With the pandemic lockdowns migration slowed, as travel became more difficult and economic opportunities dried up. Venezuela’s government made reforms to slow the economic crisis. Venezuelans began returning to their homeland at the height of the pandemic, but the trend has reversed since.
Venezuelan migrants often cross the perilous Darien Gap in the Colombia-Panama border and then make their way north across Central America.
After they request asylum and are released many make their way to Florida, home to the largest Venezuelan community in the U.S.
Former President Donald Trump courted Venezuelan American voters with his “anti-communism” message throughout his four years in office. Trump, Vice President Mike Pence and other administration officials made multiple trips to Florida to make policy speeches that involved Venezuela and met with community leaders. A majority of Venezuelan voters cast a ballot for Trump and other Republicans in 2020.

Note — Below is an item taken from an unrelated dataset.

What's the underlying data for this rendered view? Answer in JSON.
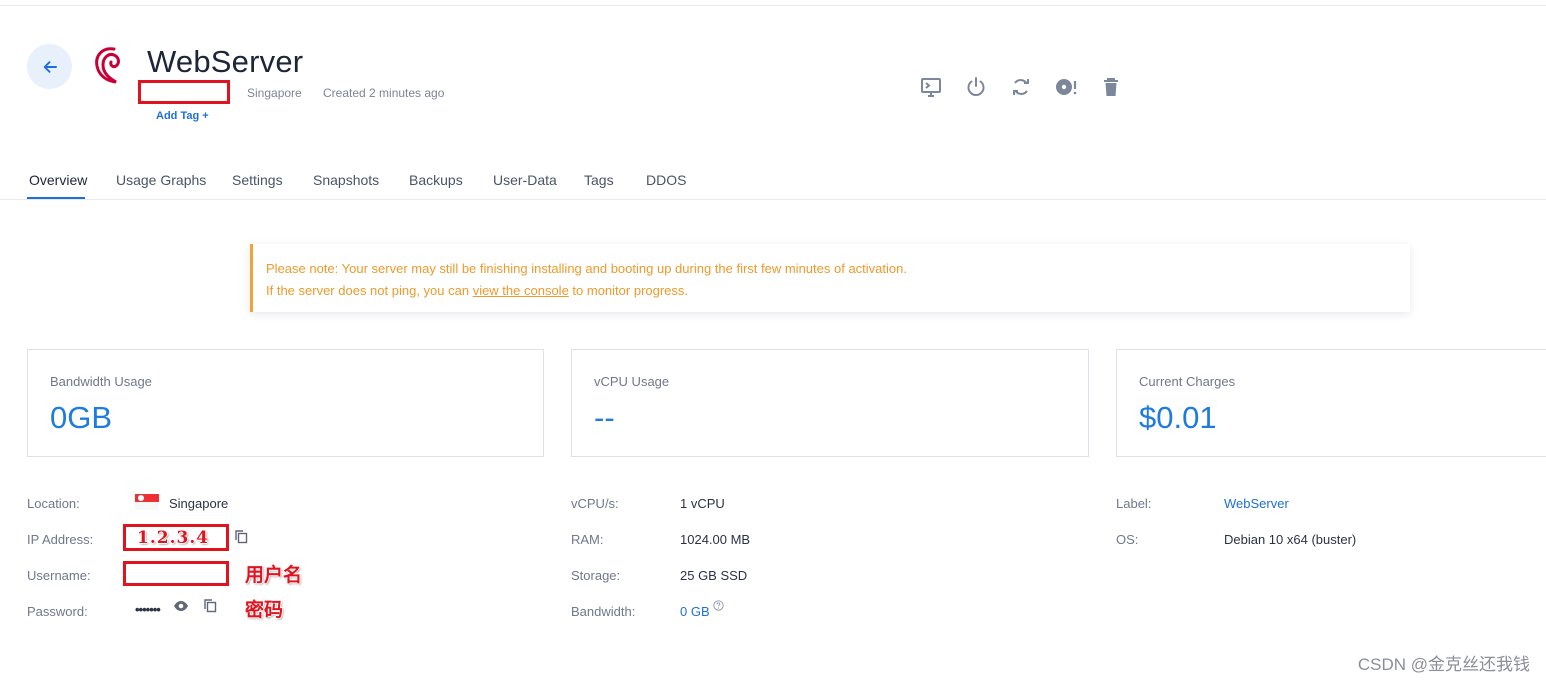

DeSantis has also done his share of outreach to Venezuelans and his anti-socialism messaging has resonated with them. Now many Venezuelans are divided, with Republicans defending DeSantis’ move to send Venezuelans to Martha’s Vineyard and Democrats condemning it.
'Throwing them away'
Carla Montilla, a Venezuelan American graduate student in Washington, D.C., criticized DeSantis, saying he and other Florida politicians always talk about communist countries and say they stand with the people of those countries.
"These are empty political talking points," said Montilla, who's originally from Doral, Florida, where many Venezuelan Americans live. "These victims of communism are here now and they are just throwing them away," she said.
Montilla said she is a Democrat but has family members who are Republicans "who have found this behavior disgusting."